Schloß Vaduz (German)
Schlossvaduz.jpg
Vaduz Castle is located in Liechtenstein
Vaduz Castle
Location within Liechtenstein
General information
Type Palace
Location Vaduz, Liechtenstein
Coordinates 47°08′22″N 9°31′28″E / 47.13944°N 9.52444°E / 47.13944; 9.52444Coordinates: 47°08′22″N 9°31′28″E / 47.13944°N 9.52444°E / 47.13944; 9.52444
Construction started 12th century
Owner Princely Family of Liechtenstein

Vaduz Castle (German Schloß Vaduz) is the palace and official residence of the Prince of Liechtenstein.[1] The castle gave its name to the town of Vaduz, the capital of Liechtenstein, which it overlooks from an adjacent hilltop.[2]

History[edit]

The earliest mention of the castle can be found in the deed of Count Rudolf von Werdenberg-Sargans for a sale to Ulrich von Matsch. The erstwhile owners - presumably also the builders - were the Counts of Werdenberg-Sargans. The Bergfried (keep, 12th century) and parts of the eastern side are the oldest. The tower stands on a piece of ground some 12 x 13 metres and has a wall thickness on the ground floor of up to 4 m. The original entrance lay at the courtyard side at a height of 11 metres. The chapel of St. Anna was presumably built in the Middle Ages as well. The main altar is late-Gothic. In the Swabian War of 1499, the castle was burned by the Swiss Confederacy. The western side was expanded by Count Kaspar von Hohenems (1613–1640).[3][4][5][6]

The Princely Family of Liechtenstein acquired Vaduz Castle in 1712 when it purchased the countship of Vaduz. At this time, Charles VI, Holy Roman Emperor, combined the countship with the Lordship of Schellenberg, purchased by the Liechtensteins in 1699, to form the present Principality of Liechtenstein.[7] During the medieval days of the principality, the prince could have sought refuge in the castle from a potential peasant uprising.[8]

Today[edit]

The castle underwent a major restoration between 1905 and 1920, then again in the early 1920s during the reign of Prince Johann II, and was expanded during the early 1930s by Prince Franz Joseph II. Since 1938, the castle has been the primary residence of Liechtenstein's Princely Family. The castle is not open to the public as the princely family still lives in the castle.[9][10][11]

Gallery[edit]

See also[edit]

References[edit]

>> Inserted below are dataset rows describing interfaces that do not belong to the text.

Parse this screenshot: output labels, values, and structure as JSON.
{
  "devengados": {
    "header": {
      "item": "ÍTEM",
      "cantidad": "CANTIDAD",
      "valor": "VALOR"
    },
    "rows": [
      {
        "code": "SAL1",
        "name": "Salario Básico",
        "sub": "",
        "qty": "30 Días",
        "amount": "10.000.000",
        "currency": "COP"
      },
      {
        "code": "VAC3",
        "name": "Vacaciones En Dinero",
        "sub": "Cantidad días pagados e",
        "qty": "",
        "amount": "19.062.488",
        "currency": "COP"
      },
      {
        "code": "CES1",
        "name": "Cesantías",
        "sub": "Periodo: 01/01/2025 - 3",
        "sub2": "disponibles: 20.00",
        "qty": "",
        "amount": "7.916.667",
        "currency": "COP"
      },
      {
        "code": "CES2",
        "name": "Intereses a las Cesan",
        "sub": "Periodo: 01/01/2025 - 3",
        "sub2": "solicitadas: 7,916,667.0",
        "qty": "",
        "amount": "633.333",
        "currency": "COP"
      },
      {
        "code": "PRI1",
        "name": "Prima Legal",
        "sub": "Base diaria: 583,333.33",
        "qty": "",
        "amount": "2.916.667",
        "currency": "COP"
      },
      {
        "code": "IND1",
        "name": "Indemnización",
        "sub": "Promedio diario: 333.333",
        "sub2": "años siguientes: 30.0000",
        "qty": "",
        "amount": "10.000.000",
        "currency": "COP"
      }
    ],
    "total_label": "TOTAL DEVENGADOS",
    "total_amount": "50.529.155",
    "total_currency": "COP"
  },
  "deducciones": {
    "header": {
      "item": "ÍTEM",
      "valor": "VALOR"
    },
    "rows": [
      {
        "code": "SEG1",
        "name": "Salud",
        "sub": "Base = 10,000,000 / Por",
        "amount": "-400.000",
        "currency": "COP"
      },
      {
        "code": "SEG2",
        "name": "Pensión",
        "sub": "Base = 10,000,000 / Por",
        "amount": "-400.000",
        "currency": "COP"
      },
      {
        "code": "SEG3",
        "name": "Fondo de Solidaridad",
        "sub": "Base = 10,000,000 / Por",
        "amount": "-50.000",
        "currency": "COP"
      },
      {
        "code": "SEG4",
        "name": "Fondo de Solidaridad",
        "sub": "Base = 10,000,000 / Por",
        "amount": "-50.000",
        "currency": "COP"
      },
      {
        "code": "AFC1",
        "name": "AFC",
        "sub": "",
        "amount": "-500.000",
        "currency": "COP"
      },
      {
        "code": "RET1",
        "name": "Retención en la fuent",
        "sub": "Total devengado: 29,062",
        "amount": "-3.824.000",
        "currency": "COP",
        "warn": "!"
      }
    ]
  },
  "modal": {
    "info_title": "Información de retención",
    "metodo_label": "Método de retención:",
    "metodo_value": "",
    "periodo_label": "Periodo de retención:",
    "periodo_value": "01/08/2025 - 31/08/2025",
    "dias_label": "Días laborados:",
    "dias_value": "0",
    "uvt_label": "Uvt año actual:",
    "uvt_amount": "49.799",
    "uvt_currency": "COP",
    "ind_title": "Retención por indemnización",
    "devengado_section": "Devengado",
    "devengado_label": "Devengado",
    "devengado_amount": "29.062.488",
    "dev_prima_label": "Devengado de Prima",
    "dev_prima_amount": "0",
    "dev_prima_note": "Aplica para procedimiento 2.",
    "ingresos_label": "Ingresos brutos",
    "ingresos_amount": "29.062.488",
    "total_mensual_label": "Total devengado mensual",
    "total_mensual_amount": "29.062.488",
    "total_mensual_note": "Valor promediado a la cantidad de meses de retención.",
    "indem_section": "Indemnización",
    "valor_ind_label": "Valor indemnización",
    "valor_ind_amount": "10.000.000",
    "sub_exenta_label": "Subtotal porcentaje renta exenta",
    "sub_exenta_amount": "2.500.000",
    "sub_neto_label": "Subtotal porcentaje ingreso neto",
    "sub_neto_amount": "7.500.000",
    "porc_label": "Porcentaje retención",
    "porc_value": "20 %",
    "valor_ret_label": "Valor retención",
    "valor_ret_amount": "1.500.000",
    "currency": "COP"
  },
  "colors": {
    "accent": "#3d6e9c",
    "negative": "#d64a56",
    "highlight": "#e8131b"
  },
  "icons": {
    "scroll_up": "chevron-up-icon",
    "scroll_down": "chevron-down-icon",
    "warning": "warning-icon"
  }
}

  1. ^ "Sightseeing : Vaduz Castle- Liechtenstein". Gowealthy.com. Retrieved 2012-06-20. 
  2. ^ "Fun Things To Do in Vaduz - Attractions & Must See". VirtualTourist. Retrieved 2012-06-20. 
  3. ^ "Liechtenstein : The Official Tourism Site - Culture & Cuisine - Places of historical interest : Vaduz Castle". 2013-01-05. Retrieved 2013-01-05. 
  4. ^ Cornelia Herrmann. Die Kunstdenkmäler des Fürstentums Liechtenstein. Das Oberland. In: Gesellschaft für Schweizerische Kunstgeschichte GSK: Die Kunstdenkmäler der Schweiz. Bern 2007, ISBN 978-3-906131-85-6. 
  5. ^ "Vaduz Castle on Dickemauern.de (in German)". 2013-01-05. Retrieved 2013-01-05. 
  6. ^ "Ground plan of Vaduz Castle on Dickemauern.de (in German)". 2013-01-05. Retrieved 2013-01-05. 
  7. ^ Galen R Frysinger, Sheboygan, Wisconsin. "Schloss Vaduz, Liechtenstein". Retrieved 22 July 2009. 
  8. ^ christopher-eger.suite101.com
  9. ^ "Article about Vaduz Castle and Schalun castle (includes images of both)". 2011-08-18. Retrieved 2013-04-14. 
  10. ^ "Liechtenstein - Vaduz Castle". Tourismus.li. Retrieved 2012-06-20. 
  11. ^ "Photo gallery of Liechtenstein and Luxembourg castles, including photos of Vaduz Castle". 2011-08-18. Retrieved 2013-04-14.